Michael Borovetz Pleads Guilty in Poker-Funding Michigan Airport Scam Case
Pennsylvania poker player Michael Borovetz has pled guilty in a Michigan courtroom to a single count of theft by false pretenses in connection with a long-running panhandling routine that resulted in Borovetz’s arrest in Detroit in August.
Borovetz’s arrest was in connection with one of an allegedly innumerable series of episodes involving his approaching strangers at airports, claiming hardship, and asking for small loans, which ended up never being repaid. Borovetz then used the borrowed funds to fund his poker travels. Borovetz had been arrested multiple times in various jurisdictions for the same sort of scams, and was again arrested at a suburban Detroit airport after authorities were tipped off that he was scheduled for a stopover at the facility.
As noted previously, Borovetz had been tagged on a single site (Scambook) for having pulled his routine on at least 43 separate instances, and it’s likely that that number represents only a small percentage of the number of times he pulled the wayward traveler routine on unsuspecting fellow travelers. Borovetz has been arrested frequently for the same scam, having been convicted or received a plea deal in 13 separate US states. (Whether or not Michigan represents a 14th state or is a repeat plea deal/conviction hasn’t been clarified.)
In this latest matter, Borovetz actually pled guilty in conjunction with a disposition hearing on October 3rd, roughly five weeks ago, but news of the plea deal emerged just recently. Borevetz had initially been bound over for trial after being unable to post 10 percent, or $10,000, of the $100,000 bond set in the case.
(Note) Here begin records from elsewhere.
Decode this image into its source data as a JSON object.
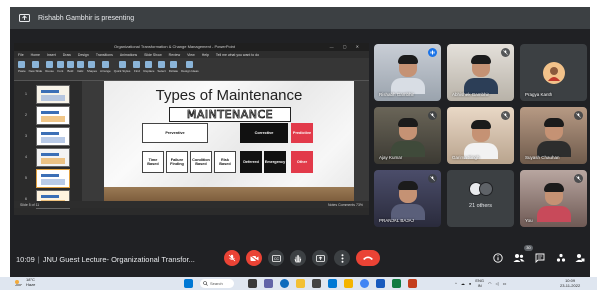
{
  "meeting": {
    "presenter_text": "Rishabh Gambhir is presenting",
    "time": "10:09",
    "title": "JNU Guest Lecture- Organizational Transfor..."
  },
  "ppt": {
    "doc_title": "Organizational Transformation & Change Management - PowerPoint",
    "tabs": [
      "File",
      "Home",
      "Insert",
      "Draw",
      "Design",
      "Transitions",
      "Animations",
      "Slide Show",
      "Review",
      "View",
      "Help",
      "Tell me what you want to do"
    ],
    "ribbon_items": [
      "Paste",
      "New Slide",
      "Reuse",
      "Font",
      "Bold",
      "Italic",
      "Shapes",
      "Arrange",
      "Quick Styles",
      "Find",
      "Replace",
      "Select",
      "Dictate",
      "Design Ideas"
    ],
    "slide_numbers": [
      "1",
      "2",
      "3",
      "4",
      "5",
      "6",
      "7"
    ],
    "status_left": "Slide 5 of 11",
    "status_right": "Notes  Comments  73%"
  },
  "slide": {
    "title": "Types of Maintenance",
    "maintenance": "MAINTENANCE",
    "boxes": [
      {
        "id": "preventive",
        "text": "Preventive",
        "style": "w"
      },
      {
        "id": "corrective",
        "text": "Corrective",
        "style": "k"
      },
      {
        "id": "predictive",
        "text": "Predictive",
        "style": "r"
      },
      {
        "id": "time-based",
        "text": "Time Based",
        "style": "w"
      },
      {
        "id": "failure-finding",
        "text": "Failure Finding",
        "style": "w"
      },
      {
        "id": "condition-based",
        "text": "Condition Based",
        "style": "w"
      },
      {
        "id": "risk-based",
        "text": "Risk Based",
        "style": "w"
      },
      {
        "id": "deferred",
        "text": "Deferred",
        "style": "k"
      },
      {
        "id": "emergency",
        "text": "Emergency",
        "style": "k"
      },
      {
        "id": "other",
        "text": "Other",
        "style": "r"
      }
    ]
  },
  "participants": [
    {
      "name": "Rishabh Gambhir",
      "speaking": true
    },
    {
      "name": "Abhishek Gambhir",
      "speaking": false
    },
    {
      "name": "Pragya Kanth",
      "speaking": false
    },
    {
      "name": "Ajay Kumar",
      "speaking": false
    },
    {
      "name": "Garima Singh",
      "speaking": false
    },
    {
      "name": "Suyash Chauhan",
      "speaking": false
    },
    {
      "name": "PRANJAL BAJAJ",
      "speaking": false
    },
    {
      "name": "21 others",
      "speaking": false
    },
    {
      "name": "You",
      "speaking": false
    }
  ],
  "controls": {
    "participant_count": "30"
  },
  "taskbar": {
    "weather_temp": "18°C",
    "weather_desc": "Haze",
    "search_label": "Search",
    "lang": "ENG",
    "region": "IN",
    "time": "10:09",
    "date": "23-11-2022"
  },
  "colors": {
    "meet_bg": "#202124",
    "hangup_red": "#ea4335",
    "speaking_blue": "#1a73e8"
  }
}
Following the plea’s acceptance, he was also referred to probation for a pre-sentencing report.
The case docket shows that Borovetz’s next scheduled court appearance is at 9 am on December 12th, 2019, when he is due to be sentenced. Having already spent many weeks behind bars, and despite the ongoing recidivist nature of his offenses, it’s quite possible he will receive a time-served sentence in accordance with the probation. Whether the victim in the case that resulted in his arrest has been compensated remains unknown. Borovetz himself has blamed untreated gambling addiction for his problems, but whether he has sought treatment for such an addiction remains publicly unknown.
One interesting note from the court docket is that at first, Borovetz refused to enter either a guilty or not-guilty plea. Instead, he stood mute in court, with (presumably) a publicly appointed defense attorney than required by statute to enter a not-guilty plea on his behalf.